History and Importance of the Trans-Canada HighwayBefore modern transportation systems existed, crossing Canada by horse or boat could take months. Railroads, planes, and automobiles greatly reduced travel time. The construction of the Trans-Canada Highway was approved in 1949 by an act of Canada's Parliament. Construction occurred in the 1950s, and the highway opened in 1962, when John Diefenbaker was Canada's Prime Minister.
The Trans-Canada highway is extremely beneficial to Canada's economy. The highway allows Canada's abundant natural resources to be shipped across the world. The highway brings many tourists to Canada yearly. The government continually upgrades the highway to ensure its safety and convenience.
British Columbia and the Prairie ProvincesThe Trans-Canada Highway has no official starting point, but Victoria, the capital of British Columbia, is the westernmost city on the highway. Victoria is located very near the Pacific Ocean at the southern tip of Vancouver Island. Travelers can drive north to Nanaimo, and then cross the Strait of Georgia by ferry to reach Vancouver and the mainland of Canada. The highway crosses British Columbia. In the eastern part of the province, the Trans-Canada Highway travels through the city of Kamloops, the Columbia River, Rogers Pass, and three national parks - Mount Revelstoke, Glacier, and Yoho.
The Trans-Canada Highway enters Alberta at Banff National Park, located in the Rocky Mountains. Banff, the oldest national park in Canada, is home to Lake Louise. Banff's Kicking Horse Pass, located in the Continental Divide, is the highest point on the Trans-Canada Highway, at 1643 meters (5,390 feet, above one mile in elevation). Calgary, the largest city in Alberta, is the next major destination on the Trans-Canada Highway. The highway travels through Medicine Hat, Alberta, before entering Saskatchewan.
In Saskatchewan, the Trans-Canada Highway travels through the cities of Swift Current, Moose Jaw, and Regina, the capital of the province.
In Manitoba, travelers drive through the cities of Brandon, Portage la Prairie, and Winnipeg, the capital of Manitoba.

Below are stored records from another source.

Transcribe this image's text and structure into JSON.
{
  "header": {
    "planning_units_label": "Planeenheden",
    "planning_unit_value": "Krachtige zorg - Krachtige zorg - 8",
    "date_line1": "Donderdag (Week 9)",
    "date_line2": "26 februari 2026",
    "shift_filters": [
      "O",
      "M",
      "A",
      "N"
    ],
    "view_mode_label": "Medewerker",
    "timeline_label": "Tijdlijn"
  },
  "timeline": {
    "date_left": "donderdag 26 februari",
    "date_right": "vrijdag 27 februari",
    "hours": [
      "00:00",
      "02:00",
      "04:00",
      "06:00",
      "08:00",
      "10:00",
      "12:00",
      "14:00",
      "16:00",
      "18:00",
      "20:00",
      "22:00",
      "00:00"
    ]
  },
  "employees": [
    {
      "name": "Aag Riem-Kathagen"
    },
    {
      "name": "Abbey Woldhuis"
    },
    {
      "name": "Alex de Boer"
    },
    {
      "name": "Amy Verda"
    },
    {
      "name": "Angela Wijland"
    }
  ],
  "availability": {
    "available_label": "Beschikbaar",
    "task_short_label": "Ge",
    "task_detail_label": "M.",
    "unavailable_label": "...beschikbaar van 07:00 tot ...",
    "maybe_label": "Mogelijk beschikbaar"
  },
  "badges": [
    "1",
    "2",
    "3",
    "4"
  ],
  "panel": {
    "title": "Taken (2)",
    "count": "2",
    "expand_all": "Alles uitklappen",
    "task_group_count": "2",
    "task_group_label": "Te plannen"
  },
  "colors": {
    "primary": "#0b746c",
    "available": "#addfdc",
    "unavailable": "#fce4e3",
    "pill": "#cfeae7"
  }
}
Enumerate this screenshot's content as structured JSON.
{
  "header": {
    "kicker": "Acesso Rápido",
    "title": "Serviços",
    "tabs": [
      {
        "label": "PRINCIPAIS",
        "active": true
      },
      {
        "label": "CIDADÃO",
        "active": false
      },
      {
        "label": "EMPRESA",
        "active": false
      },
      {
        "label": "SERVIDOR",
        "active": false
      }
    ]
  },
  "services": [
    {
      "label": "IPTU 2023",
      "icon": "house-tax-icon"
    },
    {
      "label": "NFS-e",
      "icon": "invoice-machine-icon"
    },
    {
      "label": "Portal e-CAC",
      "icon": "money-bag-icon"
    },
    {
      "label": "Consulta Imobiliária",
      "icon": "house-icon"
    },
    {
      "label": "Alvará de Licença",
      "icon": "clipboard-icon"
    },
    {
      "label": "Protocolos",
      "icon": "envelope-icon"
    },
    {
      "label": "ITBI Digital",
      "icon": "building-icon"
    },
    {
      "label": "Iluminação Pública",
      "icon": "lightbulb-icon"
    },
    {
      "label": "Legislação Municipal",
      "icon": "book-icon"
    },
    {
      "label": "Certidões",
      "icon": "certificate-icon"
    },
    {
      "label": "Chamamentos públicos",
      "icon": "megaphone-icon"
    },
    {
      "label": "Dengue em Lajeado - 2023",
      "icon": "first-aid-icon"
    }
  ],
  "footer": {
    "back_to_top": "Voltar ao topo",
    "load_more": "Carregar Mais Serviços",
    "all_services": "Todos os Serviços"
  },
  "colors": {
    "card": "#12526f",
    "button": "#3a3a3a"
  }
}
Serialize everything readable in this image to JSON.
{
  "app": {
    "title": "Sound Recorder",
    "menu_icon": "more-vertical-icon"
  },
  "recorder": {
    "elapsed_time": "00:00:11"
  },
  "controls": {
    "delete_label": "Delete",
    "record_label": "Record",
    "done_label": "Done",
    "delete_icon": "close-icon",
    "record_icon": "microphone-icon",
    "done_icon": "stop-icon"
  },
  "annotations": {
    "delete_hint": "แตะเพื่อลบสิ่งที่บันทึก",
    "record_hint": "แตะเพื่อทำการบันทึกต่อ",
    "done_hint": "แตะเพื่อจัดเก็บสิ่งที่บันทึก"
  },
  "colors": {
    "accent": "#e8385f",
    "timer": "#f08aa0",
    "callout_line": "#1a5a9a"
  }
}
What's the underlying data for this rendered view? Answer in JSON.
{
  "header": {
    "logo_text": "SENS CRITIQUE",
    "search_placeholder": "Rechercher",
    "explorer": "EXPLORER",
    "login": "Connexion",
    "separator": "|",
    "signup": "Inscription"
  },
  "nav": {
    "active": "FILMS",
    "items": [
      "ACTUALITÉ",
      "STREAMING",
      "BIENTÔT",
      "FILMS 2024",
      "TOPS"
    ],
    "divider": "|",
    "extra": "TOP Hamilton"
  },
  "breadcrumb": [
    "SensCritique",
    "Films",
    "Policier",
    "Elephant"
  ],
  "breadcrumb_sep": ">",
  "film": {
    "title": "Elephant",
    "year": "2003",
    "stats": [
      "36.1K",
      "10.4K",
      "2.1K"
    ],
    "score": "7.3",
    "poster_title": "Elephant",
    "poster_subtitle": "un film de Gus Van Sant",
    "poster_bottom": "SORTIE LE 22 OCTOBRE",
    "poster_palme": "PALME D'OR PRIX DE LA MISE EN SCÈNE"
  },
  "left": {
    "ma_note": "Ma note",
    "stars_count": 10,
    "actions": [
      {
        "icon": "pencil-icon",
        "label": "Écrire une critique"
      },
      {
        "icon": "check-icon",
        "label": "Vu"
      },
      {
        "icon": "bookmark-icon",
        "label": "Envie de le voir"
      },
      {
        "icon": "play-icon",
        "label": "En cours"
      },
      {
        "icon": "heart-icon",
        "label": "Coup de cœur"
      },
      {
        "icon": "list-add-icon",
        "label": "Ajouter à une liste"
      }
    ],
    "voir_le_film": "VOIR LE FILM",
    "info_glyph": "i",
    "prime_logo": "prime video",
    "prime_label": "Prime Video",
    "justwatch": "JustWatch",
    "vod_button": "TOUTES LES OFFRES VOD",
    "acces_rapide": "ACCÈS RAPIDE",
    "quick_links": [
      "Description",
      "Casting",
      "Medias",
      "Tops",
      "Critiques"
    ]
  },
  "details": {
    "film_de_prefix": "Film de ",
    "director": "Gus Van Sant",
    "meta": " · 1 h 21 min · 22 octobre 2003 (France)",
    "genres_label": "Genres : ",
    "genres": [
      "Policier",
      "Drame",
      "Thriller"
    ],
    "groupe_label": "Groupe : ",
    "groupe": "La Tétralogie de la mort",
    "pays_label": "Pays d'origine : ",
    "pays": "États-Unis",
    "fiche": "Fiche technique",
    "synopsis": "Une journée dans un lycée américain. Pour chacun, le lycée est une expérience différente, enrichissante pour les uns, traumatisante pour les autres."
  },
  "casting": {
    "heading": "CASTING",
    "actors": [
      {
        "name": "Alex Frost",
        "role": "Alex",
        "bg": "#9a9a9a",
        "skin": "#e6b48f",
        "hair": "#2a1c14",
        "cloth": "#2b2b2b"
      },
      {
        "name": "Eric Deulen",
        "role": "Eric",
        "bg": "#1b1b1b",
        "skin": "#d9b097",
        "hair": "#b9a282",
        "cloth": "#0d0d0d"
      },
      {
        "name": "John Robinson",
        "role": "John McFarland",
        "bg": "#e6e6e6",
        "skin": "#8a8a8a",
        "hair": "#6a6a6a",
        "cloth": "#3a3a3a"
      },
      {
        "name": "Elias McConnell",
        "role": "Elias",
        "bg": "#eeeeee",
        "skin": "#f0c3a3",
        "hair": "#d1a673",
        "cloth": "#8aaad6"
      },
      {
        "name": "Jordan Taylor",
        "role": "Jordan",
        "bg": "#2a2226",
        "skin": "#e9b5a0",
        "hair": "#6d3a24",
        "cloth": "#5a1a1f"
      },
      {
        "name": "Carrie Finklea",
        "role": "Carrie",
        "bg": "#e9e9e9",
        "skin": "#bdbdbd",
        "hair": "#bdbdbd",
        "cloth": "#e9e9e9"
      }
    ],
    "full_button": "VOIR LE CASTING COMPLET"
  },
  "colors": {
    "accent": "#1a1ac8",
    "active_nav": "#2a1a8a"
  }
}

Yellowhead HighwayBecause the Trans-Canada Highway is located in the southern portion of the four westernmost provinces, a route through the center of these provinces became necessary. The Yellowhead Highway was constructed in the 1960s and opened in 1970. It begins near Winnipeg, Manitoba and heads northwest through Saskatoon (Saskatchewan), Edmonton (Alberta), Jasper National Park (Alberta), Prince George (British Columbia), and ends in coastal Prince Rupert, British Columbia.
OntarioIn Ontario, the Trans-Canada Highway passes through the cities of Thunder Bay, Sault Ste. Marie, Sudbury, and North Bay. However, the highway does not pass through the region around Toronto, which is Canada's most heavily populated region. Toronto is located farther south than the main highway route. The highway straddles the border with Quebec and reaches Ottawa, the capital of Canada.
QuebecIn Quebec, a province which is mostly French-speaking, the Trans-Canada Highway eases access to Montreal, the second largest city in Canada. Quebec City, Quebec's capital, is located slightly north of the Trans-Canada Highway, across the St. Lawrence River. The Trans-Canada Highway turns west at the city of Riviere-du-Loup and enters New Brunswick.
The Maritime ProvincesThe Trans-Canada Highway continues into the Canadian Maritime Provinces of New Brunswick, Nova Scotia, and Prince Edward Island. In New Brunswick, the highway reaches Fredericton, the capital of the province, and Moncton. The Bay of Fundy, home to the world's highest tides, is located in this region. At Cape Jourimain, travelers can take the Confederation Bridge over the Northumberland Strait and reach Prince Edward Island, the smallest Canadian province by area and population. Charlottetown is the capital of Prince Edward Island.
South of Moncton, the highway enters Nova Scotia. The highway does not reach Halifax, Nova Scotia's capital. At North Sydney, Nova Scotia, travelers can take a ferry to the island of Newfoundland.